Common Areas of Difficulty

Teenagers with autism may find school challenging for many reasons. Below is a list of common areas of difficulty and strategies which may be useful. However, differentiation is essential to meet the individual needs and circumstances of each student. We must ensure that these are culturally and contextually appropriate and relevant interactions, whilst remaining cognisant of the cognitive ability of each.

Area of Difficulty Potential Strategy
The demands of the curriculum due to sensory, anxiety or other issues Sensory Processing Resource
Organisation and prioritising (e.g. coping with the demands of a timetable, prioritising homework tasks) Executive Function: http://best-practice.middletownautism.com/what-is-autism/core-differences-in-autism/
Understanding and utilising appropriate social skills Social and Friendship Skills – See videos on social skills
Maintaining social relationships with their peers Social and Friendship Skills
Finishing a task/ activity (e.g. striving for perfection in their work or become fixated on the detail) Link to finishing a task http://education.qld.gov.au/asd-online-resource-kit/schools/day-to-day_routines/packing-up.html
Coping with failure or not achieving as well as personally perceived or considered Social Stories can help see: http://www.autism.org.uk/about/strategies/social-stories-comic-strips/introduction.aspx

 

Transitions (e.g. moving classroom, changing teacher, weekends). Link to Videos in Best Practice Resource
Coping with change Transition section
A particular situation, lesson or person that causes anxiety Emotional Wellbeing section

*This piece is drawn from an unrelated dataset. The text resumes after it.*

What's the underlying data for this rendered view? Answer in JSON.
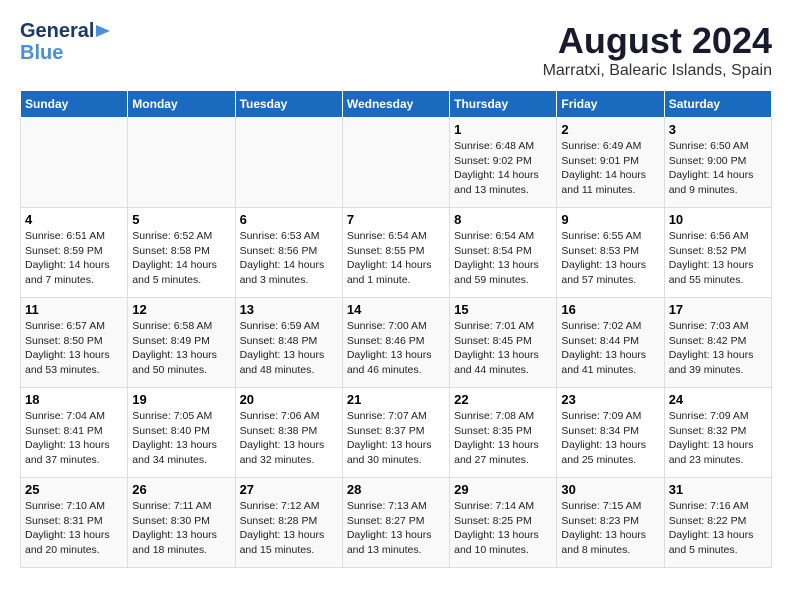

This section introduces some tried and tested strategies that may be useful for teenagers in school.